By the mid-1990’s, I.B.M.’s technical leadership had noticed the Internet, and took the view that the coming “networked world” would lead the way to the post-PC era, undermining Microsoft’s grip on the industry. “Desktop leadership might have been nice to have,” Mr. Gerstner writes, “but it was no longer strategically vital.”

Always skip the flash intro

I’m of the opinion that almost 100% of the Flash I encounter on web sites is a waste of time. It’s bad enough that a good portion of it is merely gratuitous, but it is frequently abused by advertisers to create blinking ads that you can’t easily stop. I therefore have the flash plugin completely disabled. Imagine how the IMAX web site reinforced my opinion of flash when it opened as an empty page. Because Kovu had mentioned that Star Wars II was coming to IMAX theaters, I bothered to re-enable the plugin to be greeted by a dull flash intro and then the site launched in a popup window. Great! Why do people do this? Did they assume that the flash intro was so cool that I’d want to keep playing with it while I browsed their site? It’s truly a shame; the site works nicely if you skip directly to the real IMAX site. I just don’t get it.

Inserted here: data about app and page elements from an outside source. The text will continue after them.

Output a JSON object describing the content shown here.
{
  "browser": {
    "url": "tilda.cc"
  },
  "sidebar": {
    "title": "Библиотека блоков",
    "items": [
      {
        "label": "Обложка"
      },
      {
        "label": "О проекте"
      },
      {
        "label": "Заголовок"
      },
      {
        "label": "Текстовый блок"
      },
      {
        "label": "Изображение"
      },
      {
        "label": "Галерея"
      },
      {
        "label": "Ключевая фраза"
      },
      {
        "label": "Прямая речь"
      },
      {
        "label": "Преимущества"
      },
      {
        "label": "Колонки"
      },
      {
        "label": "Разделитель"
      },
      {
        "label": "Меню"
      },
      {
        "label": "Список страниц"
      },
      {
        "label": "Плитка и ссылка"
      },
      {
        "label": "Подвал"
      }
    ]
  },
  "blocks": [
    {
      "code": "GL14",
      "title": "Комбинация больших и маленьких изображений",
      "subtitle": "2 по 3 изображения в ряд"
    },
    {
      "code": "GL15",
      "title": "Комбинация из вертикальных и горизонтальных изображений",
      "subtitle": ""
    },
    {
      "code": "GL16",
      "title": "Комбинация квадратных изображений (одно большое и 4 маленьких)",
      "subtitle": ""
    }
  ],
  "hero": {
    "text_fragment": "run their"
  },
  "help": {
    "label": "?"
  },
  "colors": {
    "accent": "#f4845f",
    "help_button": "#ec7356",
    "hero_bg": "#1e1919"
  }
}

Perhaps someday Mozilla or Phoenix will have the ability to block flash on a per site basis (Bug 94035).

News at your fingertips

On election day, I heard a talk radio host saying that he did not want higher turn out at the polls. He said that if people hadn’t been paying attention to the political scene and were debating whether they should go or just felt they should go because of some “duty” to vote, he didn’t want them there. “Stay home, put your feet up,” he encouraged. He has a good point. When I voted, several of the people there demonstrated an extreme lack of knowledge about what was on the ballot. They read the two Kentucky constitutional amendments for the first time at the polling place and said they didn’t know anything about them. (Aside: it’s not like Kentucky makes this information easily available. Since they have to publish the absentee ballots in advance, you’d think they could stick a copy of the ballots for each county on a website somewhere.)

I was talking to someone at work about this. We’d had an interesting debate about the merits of the amendments the day before and suffered similar experiences with uninformed voters. Our conversation turned to how much easier it is to be informed now than it was even 5 years ago. You can read a massive number of newspapers from around the state, nation, and the world as easily as clicking a link. Pre-web this would have required either large amounts of money or a trip to the library daily. Even then, many libraries would get only a few of the newspapers, and most likely few of the international papers. Now we can be overwhelmed by the wealth of information or we can just hit Google News for the daily snapshot. Wow.